> Interface dataset entries:

┌──

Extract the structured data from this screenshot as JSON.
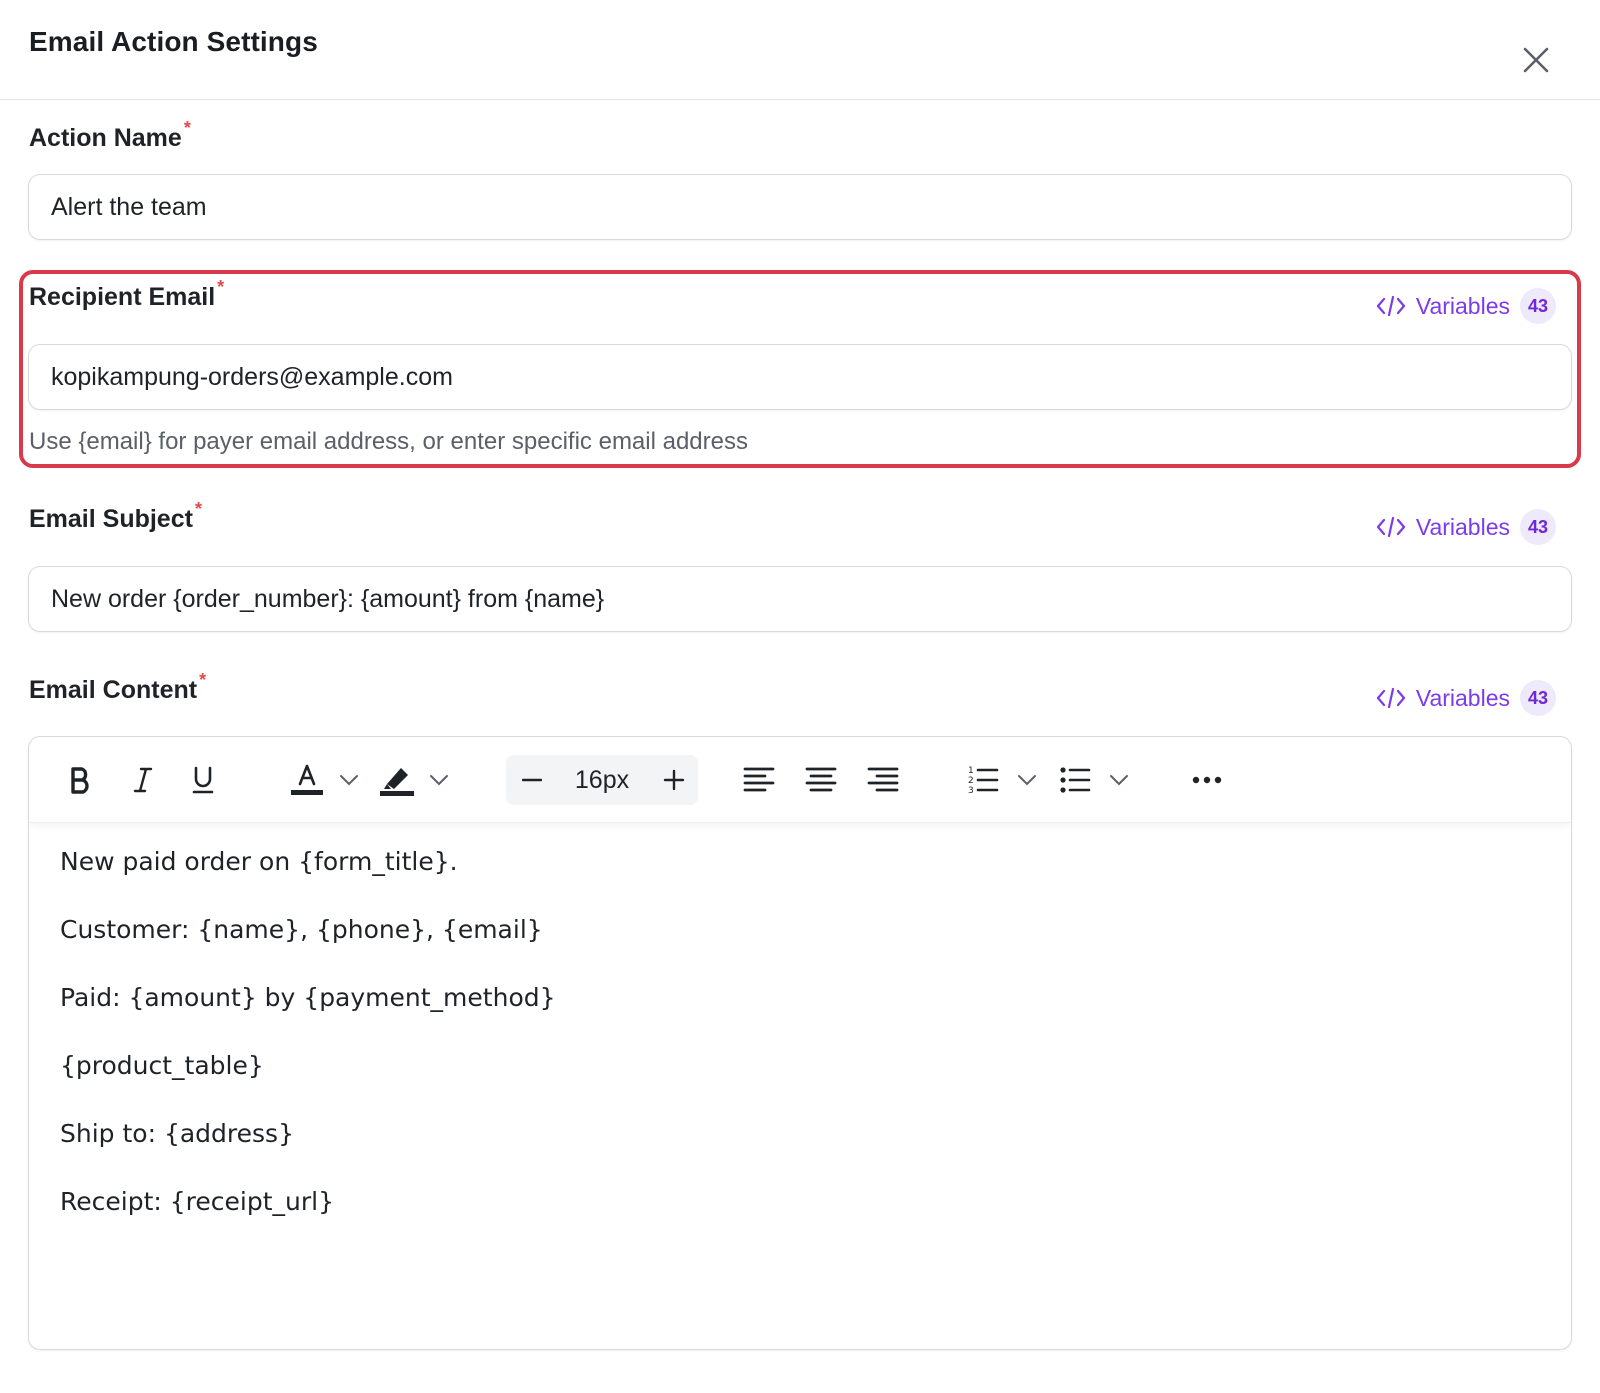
{
  "header": {
    "title": "Email Action Settings",
    "close_icon": "close-icon"
  },
  "action_name": {
    "label": "Action Name",
    "required_mark": "*",
    "value": "Alert the team"
  },
  "recipient_email": {
    "label": "Recipient Email",
    "required_mark": "*",
    "variables_label": "Variables",
    "variables_count": "43",
    "value": "kopikampung-orders@example.com",
    "hint": "Use {email} for payer email address, or enter specific email address",
    "highlight_color": "#d93a4a"
  },
  "email_subject": {
    "label": "Email Subject",
    "required_mark": "*",
    "variables_label": "Variables",
    "variables_count": "43",
    "value": "New order {order_number}: {amount} from {name}"
  },
  "email_content": {
    "label": "Email Content",
    "required_mark": "*",
    "variables_label": "Variables",
    "variables_count": "43",
    "toolbar": {
      "font_size": "16px",
      "icons": [
        "bold-icon",
        "italic-icon",
        "underline-icon",
        "text-color-icon",
        "highlight-icon",
        "minus-icon",
        "plus-icon",
        "align-left-icon",
        "align-center-icon",
        "align-right-icon",
        "ordered-list-icon",
        "bullet-list-icon",
        "more-icon"
      ]
    },
    "lines": [
      "New paid order on {form_title}.",
      "Customer: {name}, {phone}, {email}",
      "Paid: {amount} by {payment_method}",
      "{product_table}",
      "Ship to: {address}",
      "Receipt: {receipt_url}"
    ]
  },
  "colors": {
    "accent": "#7c3aed",
    "required": "#e5484d",
    "border": "#d7dadf"
  }
}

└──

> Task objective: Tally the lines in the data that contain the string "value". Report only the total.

> Solution to this exercise: 3